Reckless behaviour on a flight that endangers others on board could ground you for life. This is part of the rules for India’s first ever “no-fly list”, issued by the aviation ministry on Friday and now in force.
The list cites three levels of disruptive behaviour. The first is for “unruly physical gestures, verbal harassment and unruly inebriation” which can lead to a ban of up to three months.
The second level is for “physically abusive behaviour (pushing, kicking, hitting and inappropriate touching)” with a ban of up to six months. The final level is for “life-threatening behaviour, including assaults, damage to aircraft systems” that can lead to a ban from two years to a lifetime. The ban will be doubled for repeat offences.

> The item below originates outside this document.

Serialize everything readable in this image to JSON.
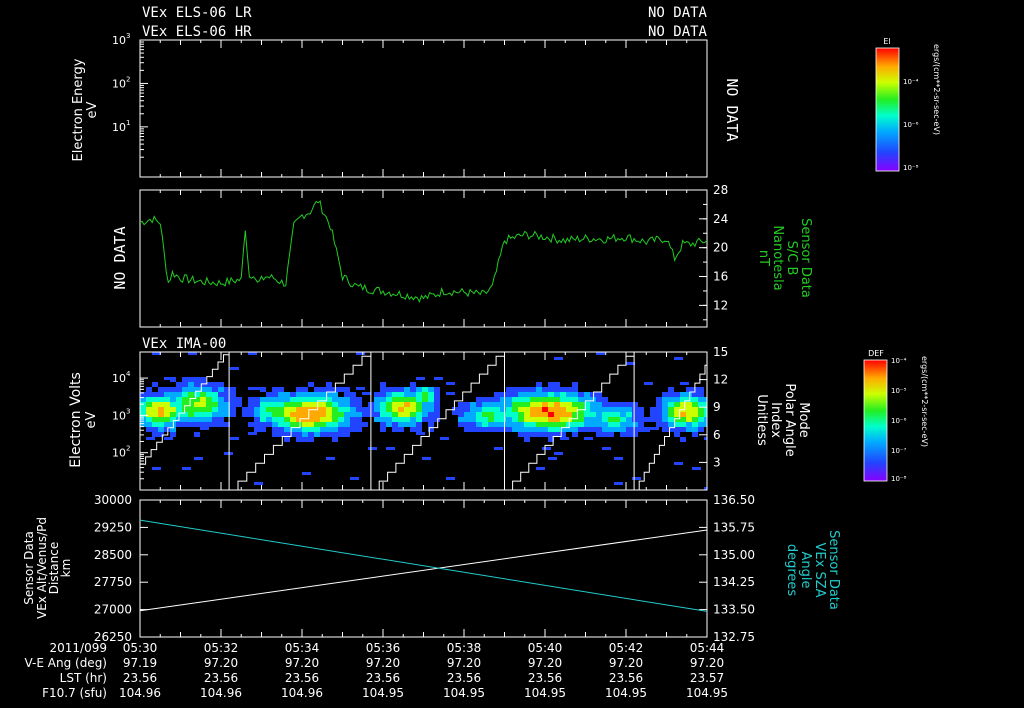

The list will have two components: unruly passengers banned by airlines and people named by the home ministry as perceived national security risks. There will be checks and balances to ensure that airlines do not have a free run and falsely label anyone — like a flyer making a genuine complaint — an unruly passenger and then ground him or her.
Asked if VIPs like MPs will also face these provisions, aviation minister A G Raju said, “Any flying human being (sic) on an aircraft” will face these provisions. “The no-fly ban will be in addition to any statutory legal action that can be taken against the offender under existing laws.” Minister of state Jayant Sinha said the government will soon come out with rules for providing a unique ID card number with PNR to book tickets to ensure that a person on the no-fly list cannot fly by fudging details.
A person put on the list by one airline can still travel with other carriers as the rules that India has adopted are airline-wise and this is not a national no-fly list. While it is not mandatory for other airlines (Indian or foreign) to ground a person on one carrier’s no-fly list, they will have the option of doing so.